What is expected
Every entry must be duplicated word for word.

+---+

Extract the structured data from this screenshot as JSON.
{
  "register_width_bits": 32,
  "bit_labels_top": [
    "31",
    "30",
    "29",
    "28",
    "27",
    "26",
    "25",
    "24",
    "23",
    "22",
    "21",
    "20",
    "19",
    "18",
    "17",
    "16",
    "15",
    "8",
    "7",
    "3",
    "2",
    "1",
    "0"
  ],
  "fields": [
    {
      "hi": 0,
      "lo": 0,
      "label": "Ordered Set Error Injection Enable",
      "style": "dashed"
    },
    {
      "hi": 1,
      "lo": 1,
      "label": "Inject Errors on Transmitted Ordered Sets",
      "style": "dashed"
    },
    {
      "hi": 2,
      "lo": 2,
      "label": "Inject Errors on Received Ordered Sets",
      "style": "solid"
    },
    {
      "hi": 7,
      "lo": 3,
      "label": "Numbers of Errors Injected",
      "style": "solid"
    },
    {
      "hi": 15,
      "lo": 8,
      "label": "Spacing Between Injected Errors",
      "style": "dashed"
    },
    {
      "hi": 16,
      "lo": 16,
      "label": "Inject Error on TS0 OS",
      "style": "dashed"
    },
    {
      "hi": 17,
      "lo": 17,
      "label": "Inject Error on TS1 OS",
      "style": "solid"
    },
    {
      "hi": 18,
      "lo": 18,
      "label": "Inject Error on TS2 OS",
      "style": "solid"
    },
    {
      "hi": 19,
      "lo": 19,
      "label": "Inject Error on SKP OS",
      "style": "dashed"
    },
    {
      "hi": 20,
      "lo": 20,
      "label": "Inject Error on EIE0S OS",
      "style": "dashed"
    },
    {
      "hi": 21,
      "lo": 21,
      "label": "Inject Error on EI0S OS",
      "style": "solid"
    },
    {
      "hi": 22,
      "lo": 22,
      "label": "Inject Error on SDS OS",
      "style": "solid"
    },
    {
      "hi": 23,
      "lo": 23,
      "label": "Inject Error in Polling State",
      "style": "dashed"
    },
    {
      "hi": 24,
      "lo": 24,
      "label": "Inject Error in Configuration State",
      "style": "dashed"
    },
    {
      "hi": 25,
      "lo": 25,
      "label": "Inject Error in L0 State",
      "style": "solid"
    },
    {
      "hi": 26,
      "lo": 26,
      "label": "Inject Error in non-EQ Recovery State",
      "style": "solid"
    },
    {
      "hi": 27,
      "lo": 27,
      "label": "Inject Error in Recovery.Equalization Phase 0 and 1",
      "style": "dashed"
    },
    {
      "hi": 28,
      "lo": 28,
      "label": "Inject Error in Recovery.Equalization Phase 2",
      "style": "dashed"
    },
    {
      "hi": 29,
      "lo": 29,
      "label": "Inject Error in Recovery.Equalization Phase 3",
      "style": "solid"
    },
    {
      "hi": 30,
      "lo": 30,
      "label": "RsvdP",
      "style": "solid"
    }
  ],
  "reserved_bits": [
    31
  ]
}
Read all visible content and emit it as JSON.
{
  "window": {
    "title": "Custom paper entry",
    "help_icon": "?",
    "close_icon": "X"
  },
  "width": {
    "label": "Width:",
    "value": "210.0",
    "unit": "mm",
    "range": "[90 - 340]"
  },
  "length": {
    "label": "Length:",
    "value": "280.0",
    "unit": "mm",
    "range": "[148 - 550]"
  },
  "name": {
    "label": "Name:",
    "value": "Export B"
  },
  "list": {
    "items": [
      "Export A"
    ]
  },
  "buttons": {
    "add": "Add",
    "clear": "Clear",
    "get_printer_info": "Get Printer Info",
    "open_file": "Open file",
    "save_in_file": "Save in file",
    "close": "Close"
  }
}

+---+

Result of the exercise
Extract the structured data from this screenshot as JSON.
{
  "register_width_bits": 32,
  "bit_labels_top": [
    "31",
    "30",
    "29",
    "28",
    "27",
    "26",
    "25",
    "24",
    "23",
    "22",
    "21",
    "20",
    "19",
    "18",
    "17",
    "16",
    "15",
    "8",
    "7",
    "3",
    "2",
    "1",
    "0"
  ],
  "fields": [
    {
      "hi": 0,
      "lo": 0,
      "label": "Ordered Set Error Injection Enable",
      "style": "dashed"
    },
    {
      "hi": 1,
      "lo": 1,
      "label": "Inject Errors on Transmitted Ordered Sets",
      "style": "dashed"
    },
    {
      "hi": 2,
      "lo": 2,
      "label": "Inject Errors on Received Ordered Sets",
      "style": "solid"
    },
    {
      "hi": 7,
      "lo": 3,
      "label": "Numbers of Errors Injected",
      "style": "solid"
    },
    {
      "hi": 15,
      "lo": 8,
      "label": "Spacing Between Injected Errors",
      "style": "dashed"
    },
    {
      "hi": 16,
      "lo": 16,
      "label": "Inject Error on TS0 OS",
      "style": "dashed"
    },
    {
      "hi": 17,
      "lo": 17,
      "label": "Inject Error on TS1 OS",
      "style": "solid"
    },
    {
      "hi": 18,
      "lo": 18,
      "label": "Inject Error on TS2 OS",
      "style": "solid"
    },
    {
      "hi": 19,
      "lo": 19,
      "label": "Inject Error on SKP OS",
      "style": "dashed"
    },
    {
      "hi": 20,
      "lo": 20,
      "label": "Inject Error on EIE0S OS",
      "style": "dashed"
    },
    {
      "hi": 21,
      "lo": 21,
      "label": "Inject Error on EI0S OS",
      "style": "solid"
    },
    {
      "hi": 22,
      "lo": 22,
      "label": "Inject Error on SDS OS",
      "style": "solid"
    },
    {
      "hi": 23,
      "lo": 23,
      "label": "Inject Error in Polling State",
      "style": "dashed"
    },
    {
      "hi": 24,
      "lo": 24,
      "label": "Inject Error in Configuration State",
      "style": "dashed"
    },
    {
      "hi": 25,
      "lo": 25,
      "label": "Inject Error in L0 State",
      "style": "solid"
    },
    {
      "hi": 26,
      "lo": 26,
      "label": "Inject Error in non-EQ Recovery State",
      "style": "solid"
    },
    {
      "hi": 27,
      "lo": 27,
      "label": "Inject Error in Recovery.Equalization Phase 0 and 1",
      "style": "dashed"
    },
    {
      "hi": 28,
      "lo": 28,
      "label": "Inject Error in Recovery.Equalization Phase 2",
      "style": "dashed"
    },
    {
      "hi": 29,
      "lo": 29,
      "label": "Inject Error in Recovery.Equalization Phase 3",
      "style": "solid"
    },
    {
      "hi": 30,
      "lo": 30,
      "label": "RsvdP",
      "style": "solid"
    }
  ],
  "reserved_bits": [
    31
  ]
}
Read all visible content and emit it as JSON.
{
  "window": {
    "title": "Custom paper entry",
    "help_icon": "?",
    "close_icon": "X"
  },
  "width": {
    "label": "Width:",
    "value": "210.0",
    "unit": "mm",
    "range": "[90 - 340]"
  },
  "length": {
    "label": "Length:",
    "value": "280.0",
    "unit": "mm",
    "range": "[148 - 550]"
  },
  "name": {
    "label": "Name:",
    "value": "Export B"
  },
  "list": {
    "items": [
      "Export A"
    ]
  },
  "buttons": {
    "add": "Add",
    "clear": "Clear",
    "get_printer_info": "Get Printer Info",
    "open_file": "Open file",
    "save_in_file": "Save in file",
    "close": "Close"
  }
}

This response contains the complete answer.